A: Thanks! It was one of my most expressive pieces, and I'm really glad you consider it to be my best. Cadaver was pretty much a representation of how I felt when we started dissections during medical school. At first, seeing a dead body can be quite scary. You're faced with some difficult feelings that most of the time we don't really think about. I wanted the cartoon to be scary at first, but in the end, I wanted the cartoon to reflect my respect for body donors, who want to contribute to medical training, and who if they could come to life, would surely be kind and caring.

Q: You are quite the talented animator, but you're an even talented artist. One piece by you that intrigues me is the realistic approach to Pico entitled High School Musical. It was an independent art design for your school where you were allowed to do any form of art you wanted to. Why digital art and why this interpretation on Pico?

A: Digital art is definitely my comfort zone. It really comes down to the flexibility and inexpensiveness of working in that medium, and also the muscle memory I've developed over the years. I just wanted to pump something out quickly for my art project for school, because I was fully devoted to working on House of 1000 Cats that April. Since I was animating that flash, I was already drawing Pico hundreds of times every week, so it seemed natural to make a Pico themed artwork. Our art professor loved 'provocative' and 'edgy' work, so I thought I would address school shootings, which is a twist on the premise of the original Pico's School game. The title "High School Musical", if I remember correctly, was from a joke that Mindchamber made about the illustration when I showed it to him.

Q: You have spoken highly about collaboration and how it has affected you as an artist and animator. What advice do you have to give to those looking to collaborate? What are your thoughts on the new Collabinator feature?

A: Collaboration is everything. Especially in my case, where I have other responsibilities as a student, the only option is to work with others, so that I can make most of my time and complete projects. I wrote a 2000-word blog on the importance of collaboration on my userpage, so I don't want to repeat myself too much here, but basically I think that Newgrounds at its core is founded on collaboration. I think the most important thing when collaborating is open-mindedness and making sure you work with people you can get along with on a personal level. For example, end meetings about projects with a bit of small talk, to get to know the person you're working with. The Collabinator is an amazing feature. I posted on it and I've already been contacted to make a game, which I'm very excited about working on.

Q: What can we expect from Zombie-Pimp in the future?

A: For now, I want to focus on games. Jungle Destruction, with Eviludy, was a great experience. Working with prorgammers has been particularly challenging because of the lazy and disorganized nature of SOME people out there who call themselves programmers. I've been burnt in the past but I'm really excited about the programmers I've met so far on through Collabinator, and I think that this time around I'll be able to come out with some nice flash games. Eventually, I want to come back to animation, and hopefully turn some of the ideas that are floating around in my head into actual series. I also want to one day make the greatest Pico Day cartoon ever. I already have the idea in my head, but I'll need some time to level up my skills first.

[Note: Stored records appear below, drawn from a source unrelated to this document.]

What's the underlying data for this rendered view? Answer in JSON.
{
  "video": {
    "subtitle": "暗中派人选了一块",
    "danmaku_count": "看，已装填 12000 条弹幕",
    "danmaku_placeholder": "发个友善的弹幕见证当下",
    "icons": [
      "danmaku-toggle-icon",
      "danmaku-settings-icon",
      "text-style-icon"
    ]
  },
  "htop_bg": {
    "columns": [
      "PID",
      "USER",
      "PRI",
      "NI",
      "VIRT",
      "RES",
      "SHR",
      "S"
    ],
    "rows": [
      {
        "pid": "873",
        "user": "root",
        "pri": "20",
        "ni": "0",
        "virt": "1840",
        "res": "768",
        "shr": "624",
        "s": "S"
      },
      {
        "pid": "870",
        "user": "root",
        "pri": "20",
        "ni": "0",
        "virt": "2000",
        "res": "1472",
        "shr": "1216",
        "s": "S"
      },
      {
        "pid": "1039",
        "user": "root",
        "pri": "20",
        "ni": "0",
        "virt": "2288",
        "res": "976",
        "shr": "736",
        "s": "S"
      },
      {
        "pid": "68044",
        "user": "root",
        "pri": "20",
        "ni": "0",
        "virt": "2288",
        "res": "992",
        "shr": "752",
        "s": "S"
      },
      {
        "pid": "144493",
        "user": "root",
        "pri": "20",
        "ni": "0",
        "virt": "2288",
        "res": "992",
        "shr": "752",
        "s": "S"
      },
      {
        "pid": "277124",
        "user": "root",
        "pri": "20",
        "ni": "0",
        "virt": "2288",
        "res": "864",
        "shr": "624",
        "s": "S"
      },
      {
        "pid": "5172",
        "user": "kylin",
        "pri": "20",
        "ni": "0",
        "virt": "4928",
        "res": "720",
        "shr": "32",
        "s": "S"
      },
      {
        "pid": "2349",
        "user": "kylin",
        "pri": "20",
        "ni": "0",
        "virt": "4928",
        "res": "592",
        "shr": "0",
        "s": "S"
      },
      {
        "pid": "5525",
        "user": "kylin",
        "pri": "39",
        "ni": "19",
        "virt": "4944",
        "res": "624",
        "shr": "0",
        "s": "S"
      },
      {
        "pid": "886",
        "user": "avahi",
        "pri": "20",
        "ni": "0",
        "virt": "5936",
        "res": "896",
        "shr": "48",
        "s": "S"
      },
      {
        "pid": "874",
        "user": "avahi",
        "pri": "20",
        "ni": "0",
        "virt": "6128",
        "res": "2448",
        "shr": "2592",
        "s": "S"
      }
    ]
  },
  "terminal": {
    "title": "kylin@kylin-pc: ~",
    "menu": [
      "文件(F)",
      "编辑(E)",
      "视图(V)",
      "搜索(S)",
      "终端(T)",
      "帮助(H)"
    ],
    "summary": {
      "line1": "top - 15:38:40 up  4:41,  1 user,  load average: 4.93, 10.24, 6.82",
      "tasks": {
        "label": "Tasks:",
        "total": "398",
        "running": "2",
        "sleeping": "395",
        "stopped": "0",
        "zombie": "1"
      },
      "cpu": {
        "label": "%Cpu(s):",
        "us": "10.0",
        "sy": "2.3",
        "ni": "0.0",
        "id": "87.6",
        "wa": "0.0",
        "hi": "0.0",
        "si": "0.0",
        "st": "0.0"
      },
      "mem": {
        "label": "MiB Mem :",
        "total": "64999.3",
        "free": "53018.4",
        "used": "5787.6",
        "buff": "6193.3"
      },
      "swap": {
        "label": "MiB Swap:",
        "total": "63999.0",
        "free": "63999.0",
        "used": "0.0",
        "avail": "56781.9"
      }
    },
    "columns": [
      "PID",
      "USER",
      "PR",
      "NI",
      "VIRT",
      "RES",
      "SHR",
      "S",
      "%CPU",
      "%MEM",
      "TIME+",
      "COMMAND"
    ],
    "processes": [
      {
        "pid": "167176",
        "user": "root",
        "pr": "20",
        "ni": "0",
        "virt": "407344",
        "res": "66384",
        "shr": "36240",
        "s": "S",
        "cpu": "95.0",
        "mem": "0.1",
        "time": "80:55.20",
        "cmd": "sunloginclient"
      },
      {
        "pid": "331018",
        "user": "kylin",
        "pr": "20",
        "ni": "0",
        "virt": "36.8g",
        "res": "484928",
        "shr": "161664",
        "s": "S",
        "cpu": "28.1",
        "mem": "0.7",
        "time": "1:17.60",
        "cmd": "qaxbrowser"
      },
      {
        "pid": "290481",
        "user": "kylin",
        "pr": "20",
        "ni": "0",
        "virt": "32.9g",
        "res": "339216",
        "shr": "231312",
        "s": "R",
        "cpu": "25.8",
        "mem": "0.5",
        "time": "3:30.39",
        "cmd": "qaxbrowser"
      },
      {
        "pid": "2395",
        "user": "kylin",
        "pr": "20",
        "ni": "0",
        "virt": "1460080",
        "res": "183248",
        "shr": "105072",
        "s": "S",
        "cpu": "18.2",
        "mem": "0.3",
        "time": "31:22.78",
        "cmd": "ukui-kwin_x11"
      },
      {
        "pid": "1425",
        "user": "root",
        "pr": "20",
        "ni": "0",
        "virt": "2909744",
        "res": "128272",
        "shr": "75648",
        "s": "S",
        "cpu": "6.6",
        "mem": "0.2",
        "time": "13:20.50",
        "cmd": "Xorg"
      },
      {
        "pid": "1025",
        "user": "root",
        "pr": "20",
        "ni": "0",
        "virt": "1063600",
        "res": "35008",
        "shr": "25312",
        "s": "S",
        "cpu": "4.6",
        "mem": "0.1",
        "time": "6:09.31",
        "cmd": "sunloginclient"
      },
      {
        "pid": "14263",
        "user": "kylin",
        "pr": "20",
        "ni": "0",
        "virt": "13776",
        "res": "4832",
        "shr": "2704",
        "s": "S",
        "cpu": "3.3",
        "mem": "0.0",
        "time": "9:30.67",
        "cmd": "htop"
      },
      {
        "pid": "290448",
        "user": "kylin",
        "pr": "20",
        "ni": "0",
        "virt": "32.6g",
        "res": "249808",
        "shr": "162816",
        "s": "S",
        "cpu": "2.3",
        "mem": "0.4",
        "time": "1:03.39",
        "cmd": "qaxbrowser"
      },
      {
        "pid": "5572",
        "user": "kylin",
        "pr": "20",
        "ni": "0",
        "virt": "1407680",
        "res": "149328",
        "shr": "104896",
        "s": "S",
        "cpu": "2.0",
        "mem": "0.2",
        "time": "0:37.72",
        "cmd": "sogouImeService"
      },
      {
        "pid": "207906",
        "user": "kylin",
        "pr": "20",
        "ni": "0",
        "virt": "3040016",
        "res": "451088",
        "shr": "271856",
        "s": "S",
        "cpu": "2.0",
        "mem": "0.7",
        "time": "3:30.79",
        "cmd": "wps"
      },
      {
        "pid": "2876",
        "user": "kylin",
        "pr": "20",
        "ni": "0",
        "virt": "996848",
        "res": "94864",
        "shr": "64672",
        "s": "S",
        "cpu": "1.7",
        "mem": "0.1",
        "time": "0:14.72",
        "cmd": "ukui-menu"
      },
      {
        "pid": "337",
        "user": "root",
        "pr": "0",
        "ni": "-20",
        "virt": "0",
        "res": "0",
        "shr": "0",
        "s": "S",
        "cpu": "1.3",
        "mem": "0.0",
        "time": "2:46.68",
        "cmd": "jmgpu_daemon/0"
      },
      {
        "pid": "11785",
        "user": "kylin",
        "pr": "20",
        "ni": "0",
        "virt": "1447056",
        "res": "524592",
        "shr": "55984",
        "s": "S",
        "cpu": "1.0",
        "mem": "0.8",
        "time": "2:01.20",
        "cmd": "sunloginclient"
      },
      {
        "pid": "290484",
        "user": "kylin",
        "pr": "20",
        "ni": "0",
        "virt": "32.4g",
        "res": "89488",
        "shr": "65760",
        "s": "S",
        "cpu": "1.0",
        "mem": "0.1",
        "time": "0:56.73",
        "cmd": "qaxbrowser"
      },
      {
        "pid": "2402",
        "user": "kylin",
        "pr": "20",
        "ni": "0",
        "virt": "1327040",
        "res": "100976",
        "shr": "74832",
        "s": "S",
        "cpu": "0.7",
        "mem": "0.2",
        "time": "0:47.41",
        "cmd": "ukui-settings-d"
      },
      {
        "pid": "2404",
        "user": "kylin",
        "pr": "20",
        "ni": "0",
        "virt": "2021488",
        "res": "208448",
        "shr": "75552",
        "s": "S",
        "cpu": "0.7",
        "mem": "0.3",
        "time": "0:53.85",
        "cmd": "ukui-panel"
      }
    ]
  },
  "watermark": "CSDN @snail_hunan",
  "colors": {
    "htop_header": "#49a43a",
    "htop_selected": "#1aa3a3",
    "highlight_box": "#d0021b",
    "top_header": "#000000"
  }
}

To be perfectly honest, I barely knew who Zombie-Pimp was. I rememberd seeing House of 1000 Cats and Picoday Pinata Party on their respective Pico Days, but I never thought about who made those. That is until FBIpolux suggested him for an interview. Once I started doing some digging around, I found a very talented artist and animator. He has amibtion and he most certainly has the drive. I am confident in saying that anything this man touches will surely turn to gold. He has one many animators wish to have whenever they pick up a pen or touch a mouse and that is the Midas touch.



I cant sayenough how awesome it was to be part of Arvands' artistic journey. Hes a great dude. and a kickass animator.

Such creative people here.

Awesome interview! Thanks :D